“(T)ry(ing) to arrange Mr. Diab’s extradition to France. The French warrant *(unjustly) accuse(d) him of making and planting the bomb.”
His lawyer, (Read more…)
The Edmonton Journal reports the following story about the Wildrose Party: Wildrose members on Saturday voted down a “definitive statement” on equality rights, one day after leader Danielle Smith trumpeted the motion that had been adopted by the party last year.
Perhaps its specificity offended some of the party’s ‘less progressive’ members? Delegates at the Wildrose annual general meeting in Red Deer voted 148 — 109 to reject a proposal to make policy a motion adopted last year defending the rights of all people, “regardless of race, religious belief, colour, gender, physical disability, mental disability, age, ancestry, place of origin, (Read more…)
For the past few years, I have participated in Write For Rights, Amnesty International’s annual write-a-thon for human rights – actually the largest human rights event in the world (Canada; US; elsewhere: Google it.)
Every year, on December 10 – International Human Rights Day, which celebrates the Universal Declaration of Human Rights – tens of thousands of people all over the world shine a light into darkness. By writing letters, we tell governments that someone is watching. We tell political prisoners – people in jail for opposing dictatorships, for fighting for clean water for their (Read more…)
This and that for your Tuesday reading.
- Shannon Gormley points out that human rights are meaningless in the face of a government which claims the entitlement to strip people of their humanity – which is exactly what the Cons are setting out to do: (W)hen Canada’s Citizenship and Immigration Minister Chris Alexander announced this year that, “Citizenship is not a right, it is a privilege,” most human rights advocates couldn’t take him seriously. He may as well have declared that the curvature of the earth is merely an optical illusion and the world is indeed flat, or that the (Read more…)
From the video “Dancing Tragedies and Dreams.” Photo: Paul S. Graham
Art, culture, dance and politics blended seamlessly in Winnipeg on September 21, 2014, with the performance of Dancing Tragedy and Dreams, a production of the Canadian Palestinian Association of Manitoba, at Prairie Theatre Exchange.
Dancing Tragedies and Dreams featured dances from Palestine, Lebanon, Syria and Egypt as well as an exciting performance of Poi dance from New Zealand, propelled by the music of El Funon Popular Dance Troupe of Palestine. Talk about fusion!
Eleven months in the making, Dancing Tragedies and Dreams was the brain child (Read more…)
Assorted content to end your week.
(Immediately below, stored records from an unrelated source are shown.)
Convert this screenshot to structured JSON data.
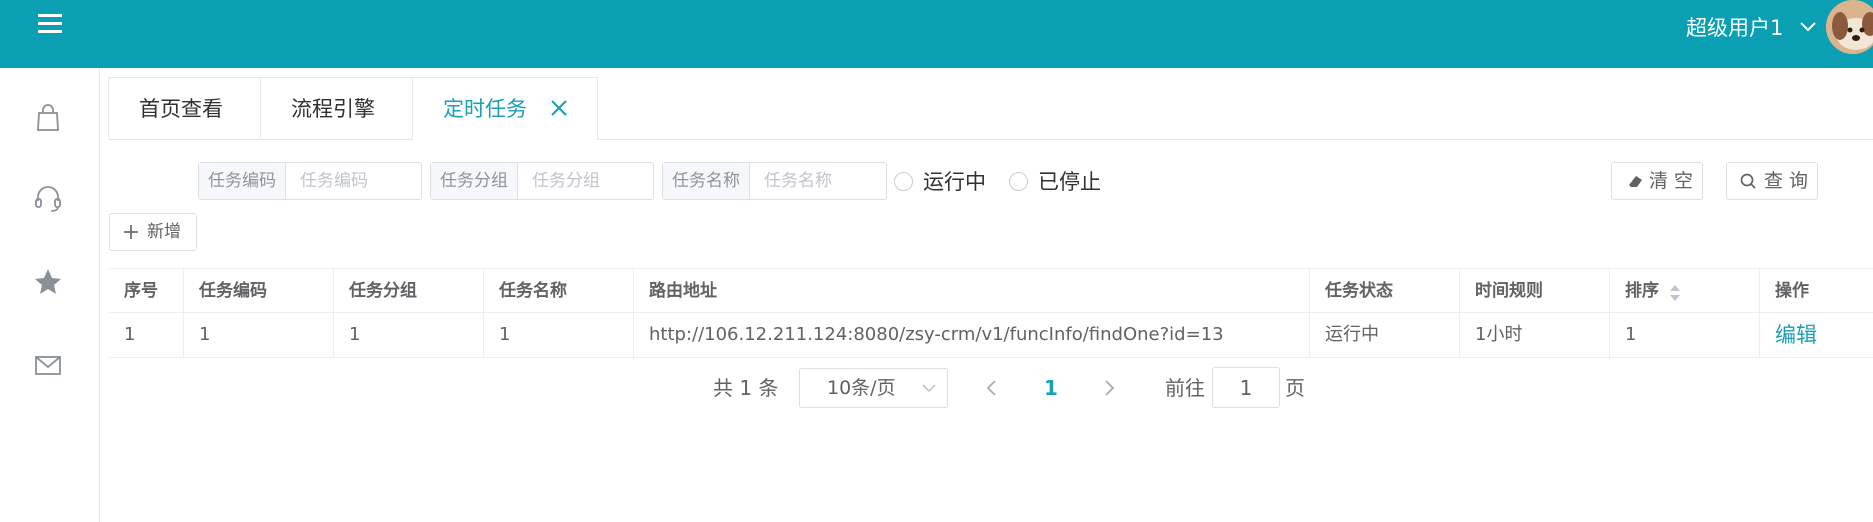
{
  "header": {
    "user_name": "超级用户1",
    "colors": {
      "bar": "#0b9fb3",
      "accent": "#1a9fb6"
    }
  },
  "sidebar": {
    "items": [
      {
        "icon": "shopping-bag-icon"
      },
      {
        "icon": "headset-icon"
      },
      {
        "icon": "star-icon"
      },
      {
        "icon": "mail-icon"
      }
    ]
  },
  "tabs": [
    {
      "label": "首页查看",
      "active": false
    },
    {
      "label": "流程引擎",
      "active": false
    },
    {
      "label": "定时任务",
      "active": true
    }
  ],
  "filters": {
    "task_code": {
      "prefix": "任务编码",
      "placeholder": "任务编码",
      "value": ""
    },
    "task_group": {
      "prefix": "任务分组",
      "placeholder": "任务分组",
      "value": ""
    },
    "task_name": {
      "prefix": "任务名称",
      "placeholder": "任务名称",
      "value": ""
    },
    "status_options": [
      {
        "label": "运行中",
        "checked": false
      },
      {
        "label": "已停止",
        "checked": false
      }
    ],
    "clear_label": "清 空",
    "query_label": "查 询"
  },
  "toolbar": {
    "add_label": "新增"
  },
  "table": {
    "columns": [
      "序号",
      "任务编码",
      "任务分组",
      "任务名称",
      "路由地址",
      "任务状态",
      "时间规则",
      "排序",
      "操作"
    ],
    "rows": [
      {
        "index": "1",
        "code": "1",
        "group": "1",
        "name": "1",
        "route": "http://106.12.211.124:8080/zsy-crm/v1/funcInfo/findOne?id=13",
        "status": "运行中",
        "schedule": "1小时",
        "order": "1",
        "action": "编辑"
      }
    ]
  },
  "pagination": {
    "total_text": "共 1 条",
    "page_size": "10条/页",
    "current_page": "1",
    "goto_label": "前往",
    "goto_value": "1",
    "page_unit": "页"
  }
}
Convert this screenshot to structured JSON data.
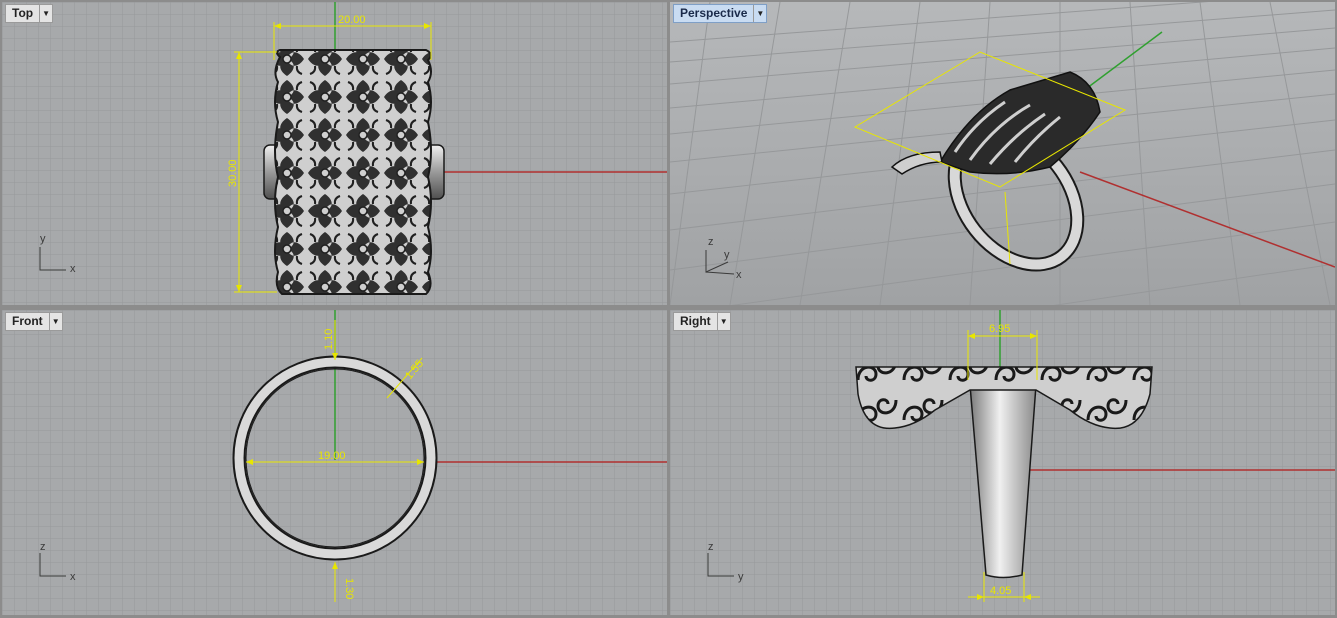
{
  "viewports": {
    "top": {
      "label": "Top",
      "dims": {
        "width": "20.00",
        "height": "30.00"
      },
      "axes": {
        "a": "y",
        "b": "x"
      }
    },
    "perspective": {
      "label": "Perspective",
      "axes": {
        "a": "z",
        "b": "y",
        "c": "x"
      }
    },
    "front": {
      "label": "Front",
      "dims": {
        "top_thick": "1.10",
        "side_thick": "1.55",
        "diameter": "19.00",
        "bottom_thick": "1.30"
      },
      "axes": {
        "a": "z",
        "b": "x"
      }
    },
    "right": {
      "label": "Right",
      "dims": {
        "top_width": "6.95",
        "bottom_width": "4.05"
      },
      "axes": {
        "a": "z",
        "b": "y"
      }
    }
  },
  "colors": {
    "viewport_bg": "#a7a9ab",
    "grid": "#959799",
    "dimension": "#e8e600",
    "x_axis": "#b03030",
    "y_axis": "#30a030"
  },
  "icons": {
    "dropdown": "chevron-down-icon"
  }
}
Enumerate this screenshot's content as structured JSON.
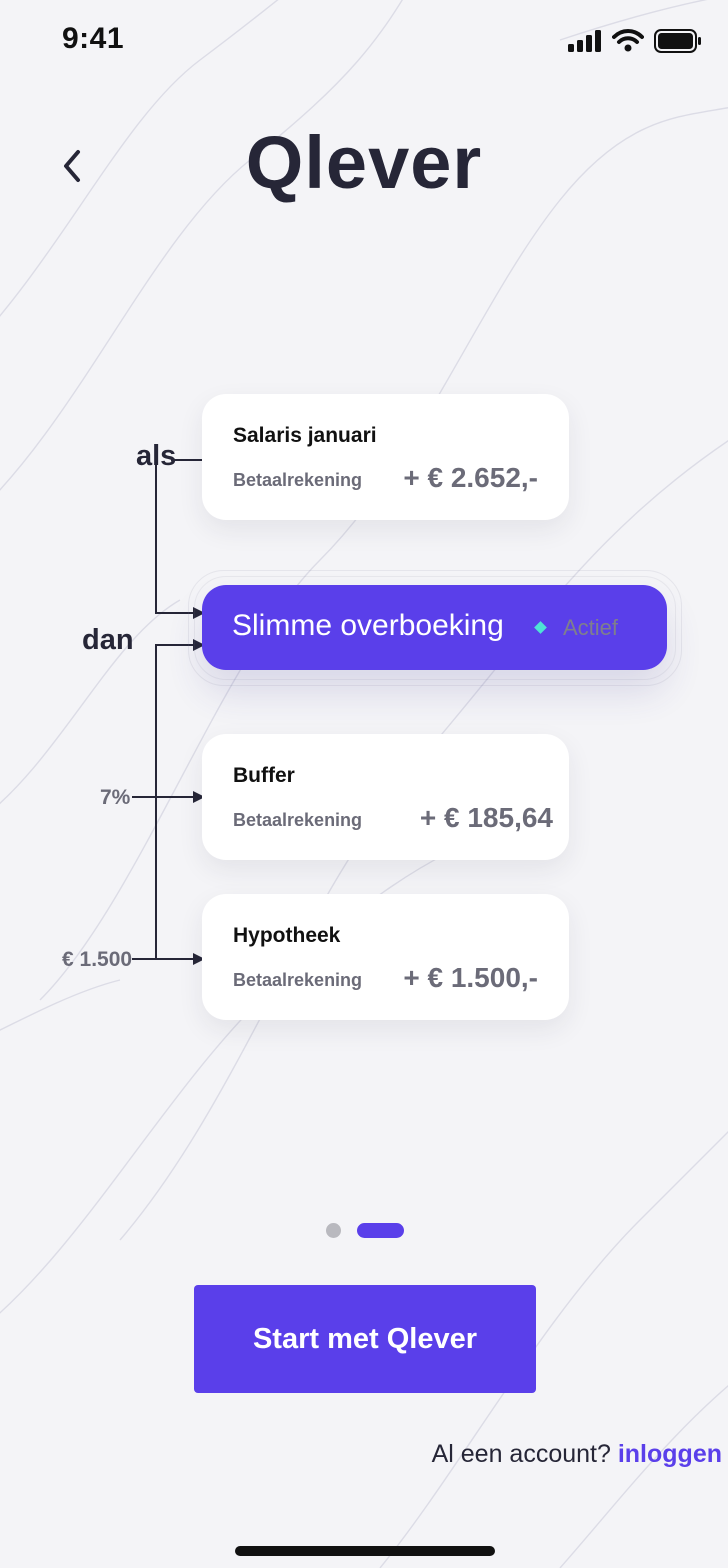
{
  "status_bar": {
    "time": "9:41"
  },
  "header": {
    "back_icon": "chevron-left-icon",
    "brand": "Qlever"
  },
  "flow": {
    "if_label": "als",
    "then_label": "dan",
    "trigger": {
      "title": "Salaris januari",
      "account": "Betaalrekening",
      "amount": "+ € 2.652,-"
    },
    "rule": {
      "title": "Slimme overboeking",
      "status": "Actief",
      "status_color": "#4ee2d5"
    },
    "targets": [
      {
        "condition": "7%",
        "title": "Buffer",
        "account": "Betaalrekening",
        "amount": "+ € 185,64"
      },
      {
        "condition": "€ 1.500",
        "title": "Hypotheek",
        "account": "Betaalrekening",
        "amount": "+ € 1.500,-"
      }
    ]
  },
  "pager": {
    "pages": 2,
    "active_index": 1
  },
  "cta": {
    "label": "Start met Qlever"
  },
  "login": {
    "prompt": "Al een account?",
    "link": "inloggen"
  },
  "colors": {
    "accent": "#5a3fea",
    "background": "#f4f4f7",
    "text": "#262637",
    "muted": "#6b6b78"
  }
}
- Jessica McCormick and Jerry Dias respond to Stephen Poloz’ view that young workers should be happy to work for free, and note that he of all people shouldn’t be pointing the finger at individuals to address problems with systemic unemployment: The most infuriating aspect of Poloz’s statement is that he himself could do more than virtually any other Canadian to help put young people into real, paying jobs. Monetary policy is one of the most potent tools to stimulate spending power and job-creation. The Bank of Canada could do much more to create (Read more…)
On Tuesday, October 28th, Peter LaBarbera re-entered Canada for an immigration hearing, then to speak at an anti-LGBT conference, and finally on Thursday to face charges for mischief (which stem from an arrest while distributing anti-LGBT leaflets at the University of Regina).
LaBarbera (nicknamed “Porno Pete” by bloggers because of his penchant for filming pride parades and gay BDSM events in the name of “research”) has returned to Canada at the invitation of Bill “Anal Warts” Whatcott (so nicknamed because of his fondness for distributing graphic depictions of anal cancers and other deliberate shock leaflets).LaBarbera was briefly detained, searched (Read more…)